BEGIN Records for this exercise
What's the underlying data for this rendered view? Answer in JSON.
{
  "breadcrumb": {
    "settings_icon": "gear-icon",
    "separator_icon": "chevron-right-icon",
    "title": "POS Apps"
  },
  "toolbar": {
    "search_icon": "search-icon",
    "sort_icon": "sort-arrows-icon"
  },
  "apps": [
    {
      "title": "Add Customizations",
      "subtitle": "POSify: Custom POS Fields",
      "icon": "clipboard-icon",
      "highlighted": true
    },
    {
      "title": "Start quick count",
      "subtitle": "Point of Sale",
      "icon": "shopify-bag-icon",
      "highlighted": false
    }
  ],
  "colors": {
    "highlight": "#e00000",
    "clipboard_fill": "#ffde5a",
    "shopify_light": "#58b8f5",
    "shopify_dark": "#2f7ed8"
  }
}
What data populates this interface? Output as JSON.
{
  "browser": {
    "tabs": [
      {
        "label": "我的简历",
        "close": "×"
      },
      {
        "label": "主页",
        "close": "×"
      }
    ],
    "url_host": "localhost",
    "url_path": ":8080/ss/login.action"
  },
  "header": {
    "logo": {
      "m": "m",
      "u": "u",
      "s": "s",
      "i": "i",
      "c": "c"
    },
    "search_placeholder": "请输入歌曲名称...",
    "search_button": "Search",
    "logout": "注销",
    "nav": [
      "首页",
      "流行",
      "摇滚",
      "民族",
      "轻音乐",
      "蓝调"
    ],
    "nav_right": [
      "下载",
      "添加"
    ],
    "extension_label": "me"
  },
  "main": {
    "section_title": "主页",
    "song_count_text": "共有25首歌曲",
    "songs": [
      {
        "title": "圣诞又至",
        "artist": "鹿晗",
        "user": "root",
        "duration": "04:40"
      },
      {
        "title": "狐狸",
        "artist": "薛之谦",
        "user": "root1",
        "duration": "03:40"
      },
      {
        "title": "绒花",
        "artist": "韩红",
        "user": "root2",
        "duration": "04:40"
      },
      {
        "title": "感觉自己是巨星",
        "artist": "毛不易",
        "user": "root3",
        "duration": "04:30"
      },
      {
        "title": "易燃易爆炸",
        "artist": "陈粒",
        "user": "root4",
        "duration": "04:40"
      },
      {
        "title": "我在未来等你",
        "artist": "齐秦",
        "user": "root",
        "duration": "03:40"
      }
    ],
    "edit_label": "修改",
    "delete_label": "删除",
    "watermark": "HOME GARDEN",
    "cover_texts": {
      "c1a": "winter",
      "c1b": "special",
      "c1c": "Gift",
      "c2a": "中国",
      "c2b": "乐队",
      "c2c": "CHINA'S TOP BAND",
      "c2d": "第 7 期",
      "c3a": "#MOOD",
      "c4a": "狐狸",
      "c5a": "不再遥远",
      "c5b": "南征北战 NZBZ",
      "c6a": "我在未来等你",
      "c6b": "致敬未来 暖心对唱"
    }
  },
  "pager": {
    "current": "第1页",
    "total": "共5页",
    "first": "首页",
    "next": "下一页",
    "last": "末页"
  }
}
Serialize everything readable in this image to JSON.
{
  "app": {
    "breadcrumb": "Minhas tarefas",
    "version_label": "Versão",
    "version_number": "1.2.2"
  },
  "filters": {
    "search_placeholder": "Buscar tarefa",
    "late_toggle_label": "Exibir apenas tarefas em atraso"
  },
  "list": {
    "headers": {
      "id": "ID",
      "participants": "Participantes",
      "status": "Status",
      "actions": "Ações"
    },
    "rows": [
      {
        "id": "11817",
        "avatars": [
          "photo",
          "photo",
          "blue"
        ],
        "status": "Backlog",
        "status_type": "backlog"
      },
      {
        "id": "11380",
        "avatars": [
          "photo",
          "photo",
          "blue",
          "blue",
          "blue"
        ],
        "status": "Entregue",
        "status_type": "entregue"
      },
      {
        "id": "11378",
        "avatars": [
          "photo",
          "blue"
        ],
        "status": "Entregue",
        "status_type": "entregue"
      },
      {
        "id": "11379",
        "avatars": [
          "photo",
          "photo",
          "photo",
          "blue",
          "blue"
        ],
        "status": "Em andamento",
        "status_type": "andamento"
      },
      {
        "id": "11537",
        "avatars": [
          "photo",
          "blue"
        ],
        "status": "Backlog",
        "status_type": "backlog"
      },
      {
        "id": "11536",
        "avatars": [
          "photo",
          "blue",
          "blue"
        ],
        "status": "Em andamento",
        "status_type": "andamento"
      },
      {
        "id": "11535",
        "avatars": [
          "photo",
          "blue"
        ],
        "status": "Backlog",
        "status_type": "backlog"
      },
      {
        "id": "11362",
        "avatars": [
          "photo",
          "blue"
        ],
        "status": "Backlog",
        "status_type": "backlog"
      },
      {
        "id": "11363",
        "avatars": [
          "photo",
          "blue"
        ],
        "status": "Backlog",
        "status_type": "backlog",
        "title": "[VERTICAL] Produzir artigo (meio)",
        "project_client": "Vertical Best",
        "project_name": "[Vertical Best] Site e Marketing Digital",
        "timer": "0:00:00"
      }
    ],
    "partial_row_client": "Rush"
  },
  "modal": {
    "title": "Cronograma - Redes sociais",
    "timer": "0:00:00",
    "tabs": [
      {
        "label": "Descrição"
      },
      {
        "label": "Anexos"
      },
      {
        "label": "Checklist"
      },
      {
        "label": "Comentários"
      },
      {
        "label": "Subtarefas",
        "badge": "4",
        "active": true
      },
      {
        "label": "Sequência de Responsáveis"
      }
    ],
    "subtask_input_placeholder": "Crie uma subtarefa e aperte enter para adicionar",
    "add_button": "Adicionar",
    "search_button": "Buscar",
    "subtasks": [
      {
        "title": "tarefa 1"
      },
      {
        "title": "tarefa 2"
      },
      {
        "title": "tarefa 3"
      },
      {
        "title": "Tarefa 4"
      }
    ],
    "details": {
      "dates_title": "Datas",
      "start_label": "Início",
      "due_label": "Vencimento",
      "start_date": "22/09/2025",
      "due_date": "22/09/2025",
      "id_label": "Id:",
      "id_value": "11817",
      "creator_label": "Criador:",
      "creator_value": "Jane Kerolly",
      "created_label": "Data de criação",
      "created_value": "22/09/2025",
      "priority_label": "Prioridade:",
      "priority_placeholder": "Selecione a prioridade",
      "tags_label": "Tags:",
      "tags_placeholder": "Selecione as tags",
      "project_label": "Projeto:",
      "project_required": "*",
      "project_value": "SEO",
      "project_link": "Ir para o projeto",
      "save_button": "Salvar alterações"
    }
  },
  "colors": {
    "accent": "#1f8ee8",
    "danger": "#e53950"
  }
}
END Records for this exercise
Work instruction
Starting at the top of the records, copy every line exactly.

Your solution
What's the underlying data for this rendered view? Answer in JSON.
{
  "breadcrumb": {
    "settings_icon": "gear-icon",
    "separator_icon": "chevron-right-icon",
    "title": "POS Apps"
  },
  "toolbar": {
    "search_icon": "search-icon",
    "sort_icon": "sort-arrows-icon"
  },
  "apps": [
    {
      "title": "Add Customizations",
      "subtitle": "POSify: Custom POS Fields",
      "icon": "clipboard-icon",
      "highlighted": true
    },
    {
      "title": "Start quick count",
      "subtitle": "Point of Sale",
      "icon": "shopify-bag-icon",
      "highlighted": false
    }
  ],
  "colors": {
    "highlight": "#e00000",
    "clipboard_fill": "#ffde5a",
    "shopify_light": "#58b8f5",
    "shopify_dark": "#2f7ed8"
  }
}
What data populates this interface? Output as JSON.
{
  "browser": {
    "tabs": [
      {
        "label": "我的简历",
        "close": "×"
      },
      {
        "label": "主页",
        "close": "×"
      }
    ],
    "url_host": "localhost",
    "url_path": ":8080/ss/login.action"
  },
  "header": {
    "logo": {
      "m": "m",
      "u": "u",
      "s": "s",
      "i": "i",
      "c": "c"
    },
    "search_placeholder": "请输入歌曲名称...",
    "search_button": "Search",
    "logout": "注销",
    "nav": [
      "首页",
      "流行",
      "摇滚",
      "民族",
      "轻音乐",
      "蓝调"
    ],
    "nav_right": [
      "下载",
      "添加"
    ],
    "extension_label": "me"
  },
  "main": {
    "section_title": "主页",
    "song_count_text": "共有25首歌曲",
    "songs": [
      {
        "title": "圣诞又至",
        "artist": "鹿晗",
        "user": "root",
        "duration": "04:40"
      },
      {
        "title": "狐狸",
        "artist": "薛之谦",
        "user": "root1",
        "duration": "03:40"
      },
      {
        "title": "绒花",
        "artist": "韩红",
        "user": "root2",
        "duration": "04:40"
      },
      {
        "title": "感觉自己是巨星",
        "artist": "毛不易",
        "user": "root3",
        "duration": "04:30"
      },
      {
        "title": "易燃易爆炸",
        "artist": "陈粒",
        "user": "root4",
        "duration": "04:40"
      },
      {
        "title": "我在未来等你",
        "artist": "齐秦",
        "user": "root",
        "duration": "03:40"
      }
    ],
    "edit_label": "修改",
    "delete_label": "删除",
    "watermark": "HOME GARDEN",
    "cover_texts": {
      "c1a": "winter",
      "c1b": "special",
      "c1c": "Gift",
      "c2a": "中国",
      "c2b": "乐队",
      "c2c": "CHINA'S TOP BAND",
      "c2d": "第 7 期",
      "c3a": "#MOOD",
      "c4a": "狐狸",
      "c5a": "不再遥远",
      "c5b": "南征北战 NZBZ",
      "c6a": "我在未来等你",
      "c6b": "致敬未来 暖心对唱"
    }
  },
  "pager": {
    "current": "第1页",
    "total": "共5页",
    "first": "首页",
    "next": "下一页",
    "last": "末页"
  }
}
Serialize everything readable in this image to JSON.
{
  "app": {
    "breadcrumb": "Minhas tarefas",
    "version_label": "Versão",
    "version_number": "1.2.2"
  },
  "filters": {
    "search_placeholder": "Buscar tarefa",
    "late_toggle_label": "Exibir apenas tarefas em atraso"
  },
  "list": {
    "headers": {
      "id": "ID",
      "participants": "Participantes",
      "status": "Status",
      "actions": "Ações"
    },
    "rows": [
      {
        "id": "11817",
        "avatars": [
          "photo",
          "photo",
          "blue"
        ],
        "status": "Backlog",
        "status_type": "backlog"
      },
      {
        "id": "11380",
        "avatars": [
          "photo",
          "photo",
          "blue",
          "blue",
          "blue"
        ],
        "status": "Entregue",
        "status_type": "entregue"
      },
      {
        "id": "11378",
        "avatars": [
          "photo",
          "blue"
        ],
        "status": "Entregue",
        "status_type": "entregue"
      },
      {
        "id": "11379",
        "avatars": [
          "photo",
          "photo",
          "photo",
          "blue",
          "blue"
        ],
        "status": "Em andamento",
        "status_type": "andamento"
      },
      {
        "id": "11537",
        "avatars": [
          "photo",
          "blue"
        ],
        "status": "Backlog",
        "status_type": "backlog"
      },
      {
        "id": "11536",
        "avatars": [
          "photo",
          "blue",
          "blue"
        ],
        "status": "Em andamento",
        "status_type": "andamento"
      },
      {
        "id": "11535",
        "avatars": [
          "photo",
          "blue"
        ],
        "status": "Backlog",
        "status_type": "backlog"
      },
      {
        "id": "11362",
        "avatars": [
          "photo",
          "blue"
        ],
        "status": "Backlog",
        "status_type": "backlog"
      },
      {
        "id": "11363",
        "avatars": [
          "photo",
          "blue"
        ],
        "status": "Backlog",
        "status_type": "backlog",
        "title": "[VERTICAL] Produzir artigo (meio)",
        "project_client": "Vertical Best",
        "project_name": "[Vertical Best] Site e Marketing Digital",
        "timer": "0:00:00"
      }
    ],
    "partial_row_client": "Rush"
  },
  "modal": {
    "title": "Cronograma - Redes sociais",
    "timer": "0:00:00",
    "tabs": [
      {
        "label": "Descrição"
      },
      {
        "label": "Anexos"
      },
      {
        "label": "Checklist"
      },
      {
        "label": "Comentários"
      },
      {
        "label": "Subtarefas",
        "badge": "4",
        "active": true
      },
      {
        "label": "Sequência de Responsáveis"
      }
    ],
    "subtask_input_placeholder": "Crie uma subtarefa e aperte enter para adicionar",
    "add_button": "Adicionar",
    "search_button": "Buscar",
    "subtasks": [
      {
        "title": "tarefa 1"
      },
      {
        "title": "tarefa 2"
      },
      {
        "title": "tarefa 3"
      },
      {
        "title": "Tarefa 4"
      }
    ],
    "details": {
      "dates_title": "Datas",
      "start_label": "Início",
      "due_label": "Vencimento",
      "start_date": "22/09/2025",
      "due_date": "22/09/2025",
      "id_label": "Id:",
      "id_value": "11817",
      "creator_label": "Criador:",
      "creator_value": "Jane Kerolly",
      "created_label": "Data de criação",
      "created_value": "22/09/2025",
      "priority_label": "Prioridade:",
      "priority_placeholder": "Selecione a prioridade",
      "tags_label": "Tags:",
      "tags_placeholder": "Selecione as tags",
      "project_label": "Projeto:",
      "project_required": "*",
      "project_value": "SEO",
      "project_link": "Ir para o projeto",
      "save_button": "Salvar alterações"
    }
  },
  "colors": {
    "accent": "#1f8ee8",
    "danger": "#e53950"
  }
}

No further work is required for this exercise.